  6. Because some of the neutrons caused by a fission are emitted from the fission products only after a delay of a minute or so, it is not difficult to control the power level of the reactor. Nevertheless, there are safety systems that will shut down the reactor if the power level gets too high or if the cooling water stops flowing.
  7. The power to produce electricity comes from the fact that the two atoms produced by the fission of a U-235 atom fly off at high speed, but they don’t get even an inch before they hit something and are stopped. Stopping converts their energy of motion into heat, and the reactor heats up. If the heat weren’t taken away, the reactor would melt.
  8. The heat from fission is taken up by water or steam pumped through the reactor. The hot steam goes through turbines connected to electric generators.
  9. About 2/3 of the heat energy is lost, and is emitted to the atmosphere or to a body of water, a river or the ocean. This loss is a consequence of the Second Law of Thermodynamics and applies to all power plants, nuclear or coal-burning.
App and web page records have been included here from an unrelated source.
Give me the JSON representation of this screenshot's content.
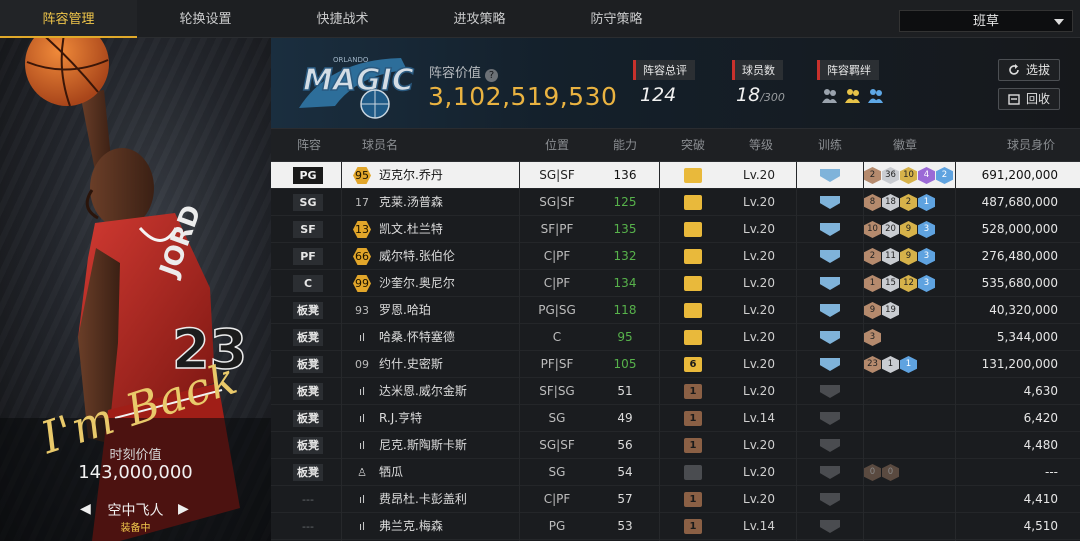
{
  "nav": {
    "tabs": [
      "阵容管理",
      "轮换设置",
      "快捷战术",
      "进攻策略",
      "防守策略"
    ],
    "active": 0,
    "team_select": "班草"
  },
  "card": {
    "signature": "I'm Back",
    "mv_label": "时刻价值",
    "mv_value": "143,000,000",
    "name": "空中飞人",
    "status": "装备中",
    "jersey_text": "JORD",
    "jersey_num": "23"
  },
  "header": {
    "team_logo_text": "MAGIC",
    "team_logo_small": "ORLANDO",
    "value_label": "阵容价值",
    "team_value": "3,102,519,530",
    "overall_label": "阵容总评",
    "overall": "124",
    "count_label": "球员数",
    "count": "18",
    "count_max": "/300",
    "bond_label": "阵容羁绊",
    "btn_scout": "选拔",
    "btn_recycle": "回收"
  },
  "columns": [
    "阵容",
    "球员名",
    "位置",
    "能力",
    "突破",
    "等级",
    "训练",
    "徽章",
    "球员身价"
  ],
  "colors": {
    "accent": "#e0a92a",
    "ability_green": "#57b24b",
    "train_blue": "#7fb3da"
  },
  "rows": [
    {
      "slot": "PG",
      "ovr": "95",
      "ovr_type": "gold",
      "name": "迈克尔.乔丹",
      "pos": "SG|SF",
      "ability": "136",
      "green": false,
      "crown": "gold",
      "crown_text": "",
      "lv": "Lv.20",
      "train": true,
      "badges": [
        [
          "b",
          "2"
        ],
        [
          "s",
          "36"
        ],
        [
          "g",
          "10"
        ],
        [
          "p",
          "4"
        ],
        [
          "u",
          "2"
        ]
      ],
      "salary": "691,200,000",
      "sel": true
    },
    {
      "slot": "SG",
      "ovr": "17",
      "ovr_type": "plain",
      "name": "克莱.汤普森",
      "pos": "SG|SF",
      "ability": "125",
      "green": true,
      "crown": "gold",
      "crown_text": "",
      "lv": "Lv.20",
      "train": true,
      "badges": [
        [
          "b",
          "8"
        ],
        [
          "s",
          "18"
        ],
        [
          "g",
          "2"
        ],
        [
          "u",
          "1"
        ]
      ],
      "salary": "487,680,000",
      "sel": false
    },
    {
      "slot": "SF",
      "ovr": "13",
      "ovr_type": "gold",
      "name": "凯文.杜兰特",
      "pos": "SF|PF",
      "ability": "135",
      "green": true,
      "crown": "gold",
      "crown_text": "",
      "lv": "Lv.20",
      "train": true,
      "badges": [
        [
          "b",
          "10"
        ],
        [
          "s",
          "20"
        ],
        [
          "g",
          "9"
        ],
        [
          "u",
          "3"
        ]
      ],
      "salary": "528,000,000",
      "sel": false
    },
    {
      "slot": "PF",
      "ovr": "66",
      "ovr_type": "gold",
      "name": "威尔特.张伯伦",
      "pos": "C|PF",
      "ability": "132",
      "green": true,
      "crown": "gold",
      "crown_text": "",
      "lv": "Lv.20",
      "train": true,
      "badges": [
        [
          "b",
          "2"
        ],
        [
          "s",
          "11"
        ],
        [
          "g",
          "9"
        ],
        [
          "u",
          "3"
        ]
      ],
      "salary": "276,480,000",
      "sel": false
    },
    {
      "slot": "C",
      "ovr": "99",
      "ovr_type": "gold",
      "name": "沙奎尔.奥尼尔",
      "pos": "C|PF",
      "ability": "134",
      "green": true,
      "crown": "gold",
      "crown_text": "",
      "lv": "Lv.20",
      "train": true,
      "badges": [
        [
          "b",
          "1"
        ],
        [
          "s",
          "15"
        ],
        [
          "g",
          "12"
        ],
        [
          "u",
          "3"
        ]
      ],
      "salary": "535,680,000",
      "sel": false
    },
    {
      "slot": "板凳",
      "ovr": "93",
      "ovr_type": "plain",
      "name": "罗恩.哈珀",
      "pos": "PG|SG",
      "ability": "118",
      "green": true,
      "crown": "gold",
      "crown_text": "",
      "lv": "Lv.20",
      "train": true,
      "badges": [
        [
          "b",
          "9"
        ],
        [
          "s",
          "19"
        ]
      ],
      "salary": "40,320,000",
      "sel": false
    },
    {
      "slot": "板凳",
      "ovr": "ıl",
      "ovr_type": "ic",
      "name": "哈桑.怀特塞德",
      "pos": "C",
      "ability": "95",
      "green": true,
      "crown": "gold",
      "crown_text": "",
      "lv": "Lv.20",
      "train": true,
      "badges": [
        [
          "b",
          "3"
        ]
      ],
      "salary": "5,344,000",
      "sel": false
    },
    {
      "slot": "板凳",
      "ovr": "09",
      "ovr_type": "plain",
      "name": "约什.史密斯",
      "pos": "PF|SF",
      "ability": "105",
      "green": true,
      "crown": "gold",
      "crown_text": "6",
      "lv": "Lv.20",
      "train": true,
      "badges": [
        [
          "b",
          "23"
        ],
        [
          "s",
          "1"
        ],
        [
          "u",
          "1"
        ]
      ],
      "salary": "131,200,000",
      "sel": false
    },
    {
      "slot": "板凳",
      "ovr": "ıl",
      "ovr_type": "ic",
      "name": "达米恩.威尔金斯",
      "pos": "SF|SG",
      "ability": "51",
      "green": false,
      "crown": "brown",
      "crown_text": "1",
      "lv": "Lv.20",
      "train": false,
      "badges": [],
      "salary": "4,630",
      "sel": false
    },
    {
      "slot": "板凳",
      "ovr": "ıl",
      "ovr_type": "ic",
      "name": "R.J.亨特",
      "pos": "SG",
      "ability": "49",
      "green": false,
      "crown": "brown",
      "crown_text": "1",
      "lv": "Lv.14",
      "train": false,
      "badges": [],
      "salary": "6,420",
      "sel": false
    },
    {
      "slot": "板凳",
      "ovr": "ıl",
      "ovr_type": "ic",
      "name": "尼克.斯陶斯卡斯",
      "pos": "SG|SF",
      "ability": "56",
      "green": false,
      "crown": "brown",
      "crown_text": "1",
      "lv": "Lv.20",
      "train": false,
      "badges": [],
      "salary": "4,480",
      "sel": false
    },
    {
      "slot": "板凳",
      "ovr": "♙",
      "ovr_type": "ic",
      "name": "牺瓜",
      "pos": "SG",
      "ability": "54",
      "green": false,
      "crown": "grey",
      "crown_text": "",
      "lv": "Lv.20",
      "train": false,
      "badges": [
        [
          "d",
          "0"
        ],
        [
          "d",
          "0"
        ]
      ],
      "salary": "---",
      "sel": false
    },
    {
      "slot": "---",
      "ovr": "ıl",
      "ovr_type": "ic",
      "name": "费昂杜.卡彭盖利",
      "pos": "C|PF",
      "ability": "57",
      "green": false,
      "crown": "brown",
      "crown_text": "1",
      "lv": "Lv.20",
      "train": false,
      "badges": [],
      "salary": "4,410",
      "sel": false
    },
    {
      "slot": "---",
      "ovr": "ıl",
      "ovr_type": "ic",
      "name": "弗兰克.梅森",
      "pos": "PG",
      "ability": "53",
      "green": false,
      "crown": "brown",
      "crown_text": "1",
      "lv": "Lv.14",
      "train": false,
      "badges": [],
      "salary": "4,510",
      "sel": false
    }
  ]
}
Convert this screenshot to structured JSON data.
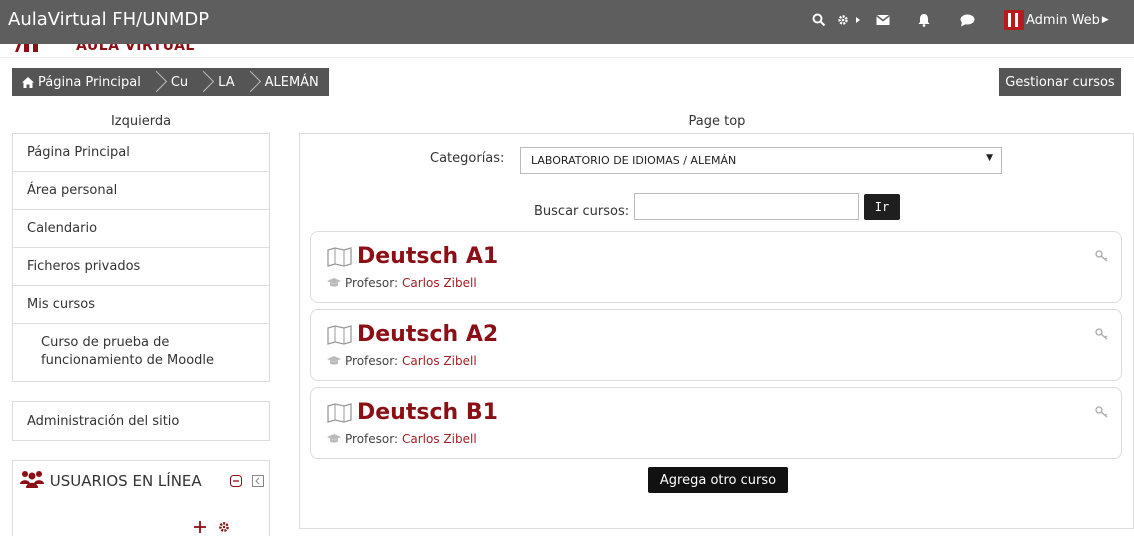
{
  "app": {
    "title": "AulaVirtual FH/UNMDP"
  },
  "user": {
    "name": "Admin Web"
  },
  "logo_text": "AULA VIRTUAL",
  "breadcrumb": {
    "items": [
      "Página Principal",
      "Cu",
      "LA",
      "ALEMÁN"
    ]
  },
  "manage_button": "Gestionar cursos",
  "regions": {
    "left": "Izquierda",
    "top": "Page top"
  },
  "navigation": {
    "items": [
      "Página Principal",
      "Área personal",
      "Calendario",
      "Ficheros privados",
      "Mis cursos"
    ],
    "sub_item": "Curso de prueba de funcionamiento de Moodle"
  },
  "admin_block": "Administración del sitio",
  "online_block": {
    "title": "USUARIOS EN LÍNEA"
  },
  "category": {
    "label": "Categorías:",
    "selected": "LABORATORIO DE IDIOMAS / ALEMÁN"
  },
  "search": {
    "label": "Buscar cursos:",
    "value": "",
    "button": "Ir"
  },
  "courses": [
    {
      "name": "Deutsch A1",
      "teacher_label": "Profesor:",
      "teacher": "Carlos Zibell"
    },
    {
      "name": "Deutsch A2",
      "teacher_label": "Profesor:",
      "teacher": "Carlos Zibell"
    },
    {
      "name": "Deutsch B1",
      "teacher_label": "Profesor:",
      "teacher": "Carlos Zibell"
    }
  ],
  "add_course_button": "Agrega otro curso",
  "colors": {
    "topbar": "#5e5e5e",
    "brand": "#8b0f14",
    "link": "#a31d24",
    "dark_button": "#1f1f1f"
  }
}
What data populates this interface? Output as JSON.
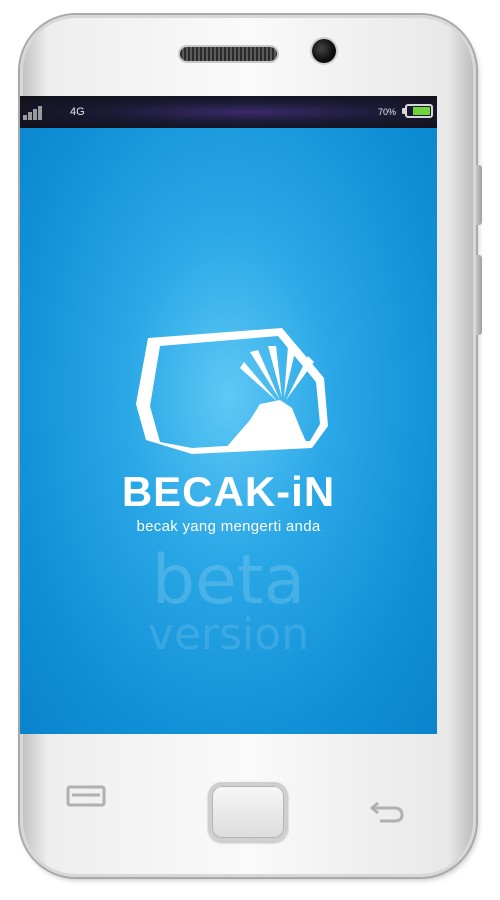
{
  "status_bar": {
    "network": "4G",
    "battery_percent": "70%",
    "battery_level": 0.7,
    "signal_icon": "signal-bars-icon"
  },
  "splash": {
    "app_name": "BECAK-iN",
    "tagline": "becak yang mengerti anda",
    "watermark_line1": "beta",
    "watermark_line2": "version",
    "logo_icon": "becak-logo-icon",
    "background_color": "#1a9be0"
  },
  "hardware": {
    "menu_icon": "menu-icon",
    "home_icon": "home-button",
    "back_icon": "back-arrow-icon"
  }
}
  10. If the highest temperature in the steam plant is T1 and the temperature at which heat is exhausted to the environment is T2, the fraction of the heat generated that can be turned into electricity is (T1 – T2)/T1. The fraction of the heat energy transformed into electric energy is called the efficiency of the power plant. For high efficiency T1 should be as high as possible and T2 as low as possible. How high T1 can be, is determined by how high a temperature the materials of the reactor can be without softening. How low T2 can be is limited by the environment. Cold seawater gives a good T2.
  11. After 18 months or two years, most of the U-235 in the fuel is used up, and the fuel rods consist mainly of the products of fission, which remain radioactive and continue to generate heat. The fuel rods are placed in large pools of water which takes the remaining heat. The fuel rods become less and less radioactive with time.
  12. After the rods have cooled off for a while, they should be chemically reprocessed to extract left over uranium and some plutonium that has been produced. The left-over uranium and the plutonium can then be converted to more reactor fuel. The fission products can then be buried in stable rock formations.
  13. France, Britain, Japan and most other countries have their used fuel rods reprocessed. For bad political reasons, the US stopped reprocessing and hasn’t yet managed to agree on how to store the fission products. There is no actual hurry, because the fuel rods become less and less radioactive as time passes. 2002 Note: Congress has just passed a bill and the President has signed it that provides for storing the waste in tunnels dug into Yucca Mountain in Nevada. Probably this will happen, but first there will be lots of lawsuits from opponents of nuclear power. Most environmental organizations mistakenly oppose nuclear energy. The consequence has been pollution from coal burning plants. (we added the boldface)

OK, the last two points are controversial. (but so true)

 John McCarthy’s home page at Stanford.